BEGIN STORED DATA

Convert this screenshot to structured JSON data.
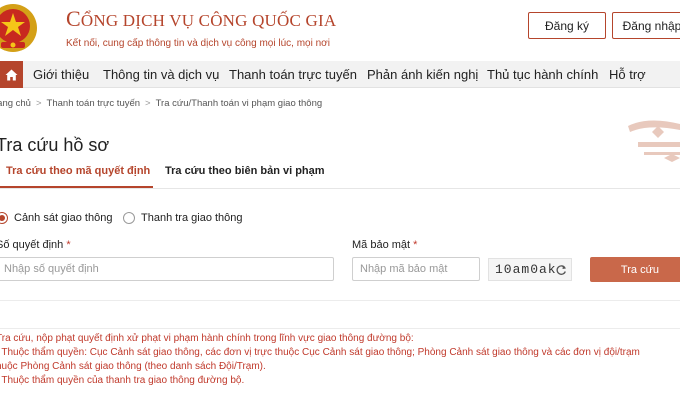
{
  "header": {
    "brand_prefix": "C",
    "brand_title": "ỔNG DỊCH VỤ CÔNG QUỐC GIA",
    "tagline": "Kết nối, cung cấp thông tin và dịch vụ công mọi lúc, mọi nơi",
    "register_label": "Đăng ký",
    "login_label": "Đăng nhập"
  },
  "nav": {
    "home_icon": "home-icon",
    "items": [
      {
        "label": "Giới thiệu"
      },
      {
        "label": "Thông tin và dịch vụ"
      },
      {
        "label": "Thanh toán trực tuyến"
      },
      {
        "label": "Phản ánh kiến nghị"
      },
      {
        "label": "Thủ tục hành chính"
      },
      {
        "label": "Hỗ trợ"
      }
    ]
  },
  "breadcrumb": [
    "rang chủ",
    "Thanh toán trực tuyến",
    "Tra cứu/Thanh toán vi phạm giao thông"
  ],
  "page": {
    "title": "Tra cứu hồ sơ"
  },
  "tabs": [
    {
      "label": "Tra cứu theo mã quyết định",
      "active": true
    },
    {
      "label": "Tra cứu theo biên bản vi phạm",
      "active": false
    }
  ],
  "radios": [
    {
      "label": "Cảnh sát giao thông",
      "checked": true
    },
    {
      "label": "Thanh tra giao thông",
      "checked": false
    }
  ],
  "form": {
    "decision_label": "Số quyết định",
    "decision_placeholder": "Nhập số quyết định",
    "security_label": "Mã bảo mật",
    "security_placeholder": "Nhập mã bảo mật",
    "required_mark": "*",
    "captcha": "10am0ak",
    "search_label": "Tra cứu"
  },
  "notes": [
    "Tra cứu, nộp phạt quyết định xử phạt vi phạm hành chính trong lĩnh vực giao thông đường bộ:",
    ". Thuộc thẩm quyền: Cục Cảnh sát giao thông, các đơn vị trực thuộc Cục Cảnh sát giao thông; Phòng Cảnh sát giao thông và các đơn vị đội/trạm",
    "huộc Phòng Cảnh sát giao thông (theo danh sách Đội/Trạm).",
    ". Thuộc thẩm quyền của thanh tra giao thông đường bộ."
  ],
  "colors": {
    "brand": "#b5452c",
    "button": "#c9684a",
    "note_text": "#c0392b"
  }
}
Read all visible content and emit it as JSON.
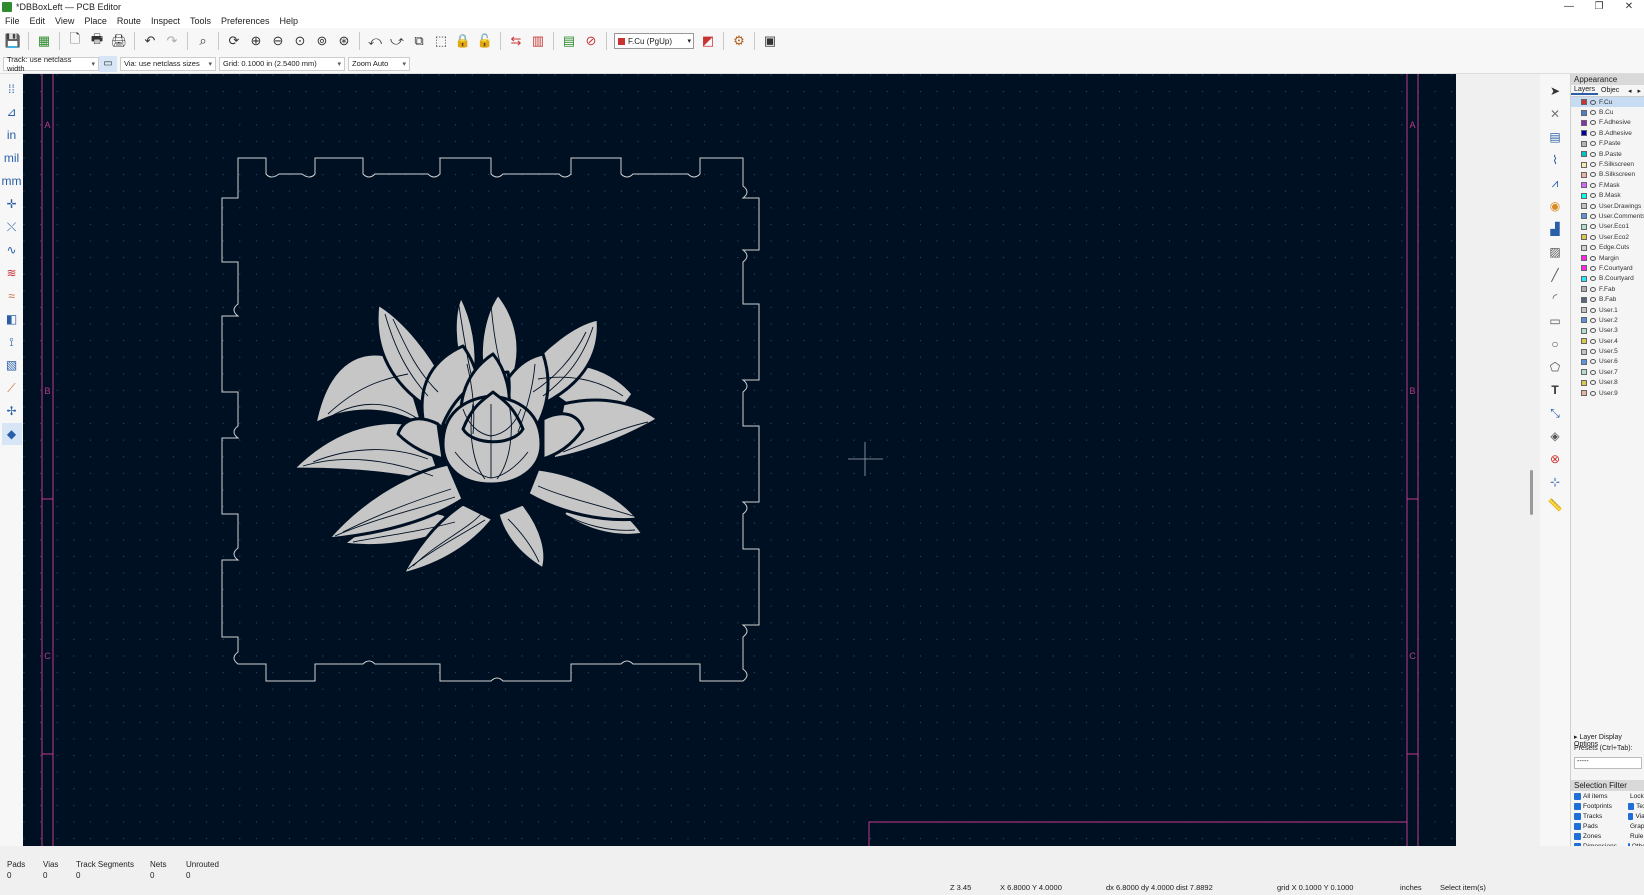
{
  "window": {
    "title": "*DBBoxLeft — PCB Editor",
    "controls": [
      "—",
      "❐",
      "✕"
    ]
  },
  "menu": [
    "File",
    "Edit",
    "View",
    "Place",
    "Route",
    "Inspect",
    "Tools",
    "Preferences",
    "Help"
  ],
  "options": {
    "track": "Track: use netclass width",
    "via": "Via: use netclass sizes",
    "grid": "Grid: 0.1000 in (2.5400 mm)",
    "zoom": "Zoom Auto"
  },
  "active_layer": {
    "name": "F.Cu (PgUp)",
    "color": "#c83434"
  },
  "canvas": {
    "background": "#001023",
    "border_color": "#c0388f",
    "outline_color": "#d0d0d0",
    "art_color": "#c2c2c2",
    "zone_labels_left": [
      "A",
      "B",
      "C"
    ],
    "zone_labels_right": [
      "A",
      "B",
      "C"
    ]
  },
  "appearance": {
    "title": "Appearance",
    "tabs": [
      "Layers",
      "Objec"
    ],
    "layers": [
      {
        "name": "F.Cu",
        "color": "#c83434"
      },
      {
        "name": "B.Cu",
        "color": "#4d7fc4"
      },
      {
        "name": "F.Adhesive",
        "color": "#8432b4"
      },
      {
        "name": "B.Adhesive",
        "color": "#0000a8"
      },
      {
        "name": "F.Paste",
        "color": "#b4b4b4"
      },
      {
        "name": "B.Paste",
        "color": "#00c2c2"
      },
      {
        "name": "F.Silkscreen",
        "color": "#f2eda1"
      },
      {
        "name": "B.Silkscreen",
        "color": "#e8b2a7"
      },
      {
        "name": "F.Mask",
        "color": "#d864ff"
      },
      {
        "name": "B.Mask",
        "color": "#02ffee"
      },
      {
        "name": "User.Drawings",
        "color": "#c2c2c2"
      },
      {
        "name": "User.Comments",
        "color": "#5994dc"
      },
      {
        "name": "User.Eco1",
        "color": "#b4dbd2"
      },
      {
        "name": "User.Eco2",
        "color": "#d8c852"
      },
      {
        "name": "Edge.Cuts",
        "color": "#d0d2cd"
      },
      {
        "name": "Margin",
        "color": "#ff26e2"
      },
      {
        "name": "F.Courtyard",
        "color": "#ff26e2"
      },
      {
        "name": "B.Courtyard",
        "color": "#26e9ff"
      },
      {
        "name": "F.Fab",
        "color": "#afafaf"
      },
      {
        "name": "B.Fab",
        "color": "#58657f"
      },
      {
        "name": "User.1",
        "color": "#c2c2c2"
      },
      {
        "name": "User.2",
        "color": "#5994dc"
      },
      {
        "name": "User.3",
        "color": "#b4dbd2"
      },
      {
        "name": "User.4",
        "color": "#d8c852"
      },
      {
        "name": "User.5",
        "color": "#c2c2c2"
      },
      {
        "name": "User.6",
        "color": "#5994dc"
      },
      {
        "name": "User.7",
        "color": "#b4dbd2"
      },
      {
        "name": "User.8",
        "color": "#d8c852"
      },
      {
        "name": "User.9",
        "color": "#e8b2a7"
      }
    ],
    "layer_display_options": "Layer Display Options",
    "presets_label": "Presets (Ctrl+Tab):",
    "presets_value": "-----"
  },
  "selection_filter": {
    "title": "Selection Filter",
    "items": [
      "All items",
      "Locked",
      "Footprints",
      "Text",
      "Tracks",
      "Vias",
      "Pads",
      "Graphics",
      "Zones",
      "Rule Areas",
      "Dimensions",
      "Other"
    ]
  },
  "messages": [
    {
      "label": "Pads",
      "value": "0"
    },
    {
      "label": "Vias",
      "value": "0"
    },
    {
      "label": "Track Segments",
      "value": "0"
    },
    {
      "label": "Nets",
      "value": "0"
    },
    {
      "label": "Unrouted",
      "value": "0"
    }
  ],
  "status": {
    "zoom": "Z 3.45",
    "xy": "X 6.8000  Y 4.0000",
    "delta": "dx 6.8000  dy 4.0000  dist 7.8892",
    "grid": "grid X 0.1000  Y 0.1000",
    "units": "inches",
    "mode": "Select item(s)"
  }
}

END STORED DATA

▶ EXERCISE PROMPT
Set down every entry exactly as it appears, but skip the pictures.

▶ RESPONSE BOX
Convert this screenshot to structured JSON data.
{
  "header": {
    "brand_prefix": "C",
    "brand_title": "ỔNG DỊCH VỤ CÔNG QUỐC GIA",
    "tagline": "Kết nối, cung cấp thông tin và dịch vụ công mọi lúc, mọi nơi",
    "register_label": "Đăng ký",
    "login_label": "Đăng nhập"
  },
  "nav": {
    "home_icon": "home-icon",
    "items": [
      {
        "label": "Giới thiệu"
      },
      {
        "label": "Thông tin và dịch vụ"
      },
      {
        "label": "Thanh toán trực tuyến"
      },
      {
        "label": "Phản ánh kiến nghị"
      },
      {
        "label": "Thủ tục hành chính"
      },
      {
        "label": "Hỗ trợ"
      }
    ]
  },
  "breadcrumb": [
    "rang chủ",
    "Thanh toán trực tuyến",
    "Tra cứu/Thanh toán vi phạm giao thông"
  ],
  "page": {
    "title": "Tra cứu hồ sơ"
  },
  "tabs": [
    {
      "label": "Tra cứu theo mã quyết định",
      "active": true
    },
    {
      "label": "Tra cứu theo biên bản vi phạm",
      "active": false
    }
  ],
  "radios": [
    {
      "label": "Cảnh sát giao thông",
      "checked": true
    },
    {
      "label": "Thanh tra giao thông",
      "checked": false
    }
  ],
  "form": {
    "decision_label": "Số quyết định",
    "decision_placeholder": "Nhập số quyết định",
    "security_label": "Mã bảo mật",
    "security_placeholder": "Nhập mã bảo mật",
    "required_mark": "*",
    "captcha": "10am0ak",
    "search_label": "Tra cứu"
  },
  "notes": [
    "Tra cứu, nộp phạt quyết định xử phạt vi phạm hành chính trong lĩnh vực giao thông đường bộ:",
    ". Thuộc thẩm quyền: Cục Cảnh sát giao thông, các đơn vị trực thuộc Cục Cảnh sát giao thông; Phòng Cảnh sát giao thông và các đơn vị đội/trạm",
    "huộc Phòng Cảnh sát giao thông (theo danh sách Đội/Trạm).",
    ". Thuộc thẩm quyền của thanh tra giao thông đường bộ."
  ],
  "colors": {
    "brand": "#b5452c",
    "button": "#c9684a",
    "note_text": "#c0392b"
  }
}
Read all visible content and emit it as JSON.
{
  "window": {
    "title": "*DBBoxLeft — PCB Editor",
    "controls": [
      "—",
      "❐",
      "✕"
    ]
  },
  "menu": [
    "File",
    "Edit",
    "View",
    "Place",
    "Route",
    "Inspect",
    "Tools",
    "Preferences",
    "Help"
  ],
  "options": {
    "track": "Track: use netclass width",
    "via": "Via: use netclass sizes",
    "grid": "Grid: 0.1000 in (2.5400 mm)",
    "zoom": "Zoom Auto"
  },
  "active_layer": {
    "name": "F.Cu (PgUp)",
    "color": "#c83434"
  },
  "canvas": {
    "background": "#001023",
    "border_color": "#c0388f",
    "outline_color": "#d0d0d0",
    "art_color": "#c2c2c2",
    "zone_labels_left": [
      "A",
      "B",
      "C"
    ],
    "zone_labels_right": [
      "A",
      "B",
      "C"
    ]
  },
  "appearance": {
    "title": "Appearance",
    "tabs": [
      "Layers",
      "Objec"
    ],
    "layers": [
      {
        "name": "F.Cu",
        "color": "#c83434"
      },
      {
        "name": "B.Cu",
        "color": "#4d7fc4"
      },
      {
        "name": "F.Adhesive",
        "color": "#8432b4"
      },
      {
        "name": "B.Adhesive",
        "color": "#0000a8"
      },
      {
        "name": "F.Paste",
        "color": "#b4b4b4"
      },
      {
        "name": "B.Paste",
        "color": "#00c2c2"
      },
      {
        "name": "F.Silkscreen",
        "color": "#f2eda1"
      },
      {
        "name": "B.Silkscreen",
        "color": "#e8b2a7"
      },
      {
        "name": "F.Mask",
        "color": "#d864ff"
      },
      {
        "name": "B.Mask",
        "color": "#02ffee"
      },
      {
        "name": "User.Drawings",
        "color": "#c2c2c2"
      },
      {
        "name": "User.Comments",
        "color": "#5994dc"
      },
      {
        "name": "User.Eco1",
        "color": "#b4dbd2"
      },
      {
        "name": "User.Eco2",
        "color": "#d8c852"
      },
      {
        "name": "Edge.Cuts",
        "color": "#d0d2cd"
      },
      {
        "name": "Margin",
        "color": "#ff26e2"
      },
      {
        "name": "F.Courtyard",
        "color": "#ff26e2"
      },
      {
        "name": "B.Courtyard",
        "color": "#26e9ff"
      },
      {
        "name": "F.Fab",
        "color": "#afafaf"
      },
      {
        "name": "B.Fab",
        "color": "#58657f"
      },
      {
        "name": "User.1",
        "color": "#c2c2c2"
      },
      {
        "name": "User.2",
        "color": "#5994dc"
      },
      {
        "name": "User.3",
        "color": "#b4dbd2"
      },
      {
        "name": "User.4",
        "color": "#d8c852"
      },
      {
        "name": "User.5",
        "color": "#c2c2c2"
      },
      {
        "name": "User.6",
        "color": "#5994dc"
      },
      {
        "name": "User.7",
        "color": "#b4dbd2"
      },
      {
        "name": "User.8",
        "color": "#d8c852"
      },
      {
        "name": "User.9",
        "color": "#e8b2a7"
      }
    ],
    "layer_display_options": "Layer Display Options",
    "presets_label": "Presets (Ctrl+Tab):",
    "presets_value": "-----"
  },
  "selection_filter": {
    "title": "Selection Filter",
    "items": [
      "All items",
      "Locked",
      "Footprints",
      "Text",
      "Tracks",
      "Vias",
      "Pads",
      "Graphics",
      "Zones",
      "Rule Areas",
      "Dimensions",
      "Other"
    ]
  },
  "messages": [
    {
      "label": "Pads",
      "value": "0"
    },
    {
      "label": "Vias",
      "value": "0"
    },
    {
      "label": "Track Segments",
      "value": "0"
    },
    {
      "label": "Nets",
      "value": "0"
    },
    {
      "label": "Unrouted",
      "value": "0"
    }
  ],
  "status": {
    "zoom": "Z 3.45",
    "xy": "X 6.8000  Y 4.0000",
    "delta": "dx 6.8000  dy 4.0000  dist 7.8892",
    "grid": "grid X 0.1000  Y 0.1000",
    "units": "inches",
    "mode": "Select item(s)"
  }
}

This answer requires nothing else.